Superior, no but different.
For production work and larger profiles, nothing can beat a shaper.
For home shops and profiling edges, even raising some panels, a router table is way more flexible. Because there is a nut on top of the shaper spindle, you are limited to edge profiles only. A router can do "stopped" cuts, finger joints, dados, rabbets, and all sorts of profiles.
I have 3 router tables and an old 1 HP 1/2" spindle Craftsman shaper which I never use. Using router bits in a spindle that only spins at 10,000 max, as in the shaper, is not going to give the best cuts. Smaller diamter bits need higher RPMs to be efficient, just like smaller twist drill can be run at higher RPMs than larger ones.
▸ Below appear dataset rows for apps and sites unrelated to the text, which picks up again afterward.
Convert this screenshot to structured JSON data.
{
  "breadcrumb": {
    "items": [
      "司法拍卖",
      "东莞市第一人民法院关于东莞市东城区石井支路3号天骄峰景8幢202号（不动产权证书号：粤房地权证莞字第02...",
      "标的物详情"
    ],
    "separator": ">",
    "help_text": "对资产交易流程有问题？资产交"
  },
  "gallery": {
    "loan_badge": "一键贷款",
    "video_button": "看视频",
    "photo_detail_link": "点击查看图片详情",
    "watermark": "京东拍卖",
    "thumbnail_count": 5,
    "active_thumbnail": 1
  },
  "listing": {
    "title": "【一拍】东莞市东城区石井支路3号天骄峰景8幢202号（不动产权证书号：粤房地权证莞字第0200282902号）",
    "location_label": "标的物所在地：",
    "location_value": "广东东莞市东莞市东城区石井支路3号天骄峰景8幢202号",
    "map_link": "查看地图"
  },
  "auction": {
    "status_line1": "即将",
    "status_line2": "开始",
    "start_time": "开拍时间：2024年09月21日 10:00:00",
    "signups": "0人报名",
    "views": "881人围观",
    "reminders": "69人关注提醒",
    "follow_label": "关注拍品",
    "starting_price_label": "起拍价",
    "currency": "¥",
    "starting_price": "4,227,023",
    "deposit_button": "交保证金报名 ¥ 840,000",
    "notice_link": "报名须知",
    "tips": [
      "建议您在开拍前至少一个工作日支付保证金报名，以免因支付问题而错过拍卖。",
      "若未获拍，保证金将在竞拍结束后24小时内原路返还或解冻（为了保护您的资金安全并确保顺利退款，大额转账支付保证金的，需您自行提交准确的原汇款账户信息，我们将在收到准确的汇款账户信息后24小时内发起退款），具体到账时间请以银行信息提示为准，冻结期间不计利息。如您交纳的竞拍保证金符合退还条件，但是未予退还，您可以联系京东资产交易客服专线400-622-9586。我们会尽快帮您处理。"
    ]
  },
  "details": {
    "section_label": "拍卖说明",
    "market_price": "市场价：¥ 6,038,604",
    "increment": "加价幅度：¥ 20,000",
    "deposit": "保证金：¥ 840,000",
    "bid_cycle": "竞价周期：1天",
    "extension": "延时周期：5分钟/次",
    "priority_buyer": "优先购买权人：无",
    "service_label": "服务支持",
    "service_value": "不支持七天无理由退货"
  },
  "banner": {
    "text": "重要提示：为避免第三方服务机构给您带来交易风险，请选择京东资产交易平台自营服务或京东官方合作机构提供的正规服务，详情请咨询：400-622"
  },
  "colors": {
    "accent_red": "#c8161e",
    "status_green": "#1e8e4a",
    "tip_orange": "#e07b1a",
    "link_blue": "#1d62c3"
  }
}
The answer to your question will only be as detailed and specific as the question is detailed and specific. Good questions also include a sketch or a photo that illustrates your issue. (:< D)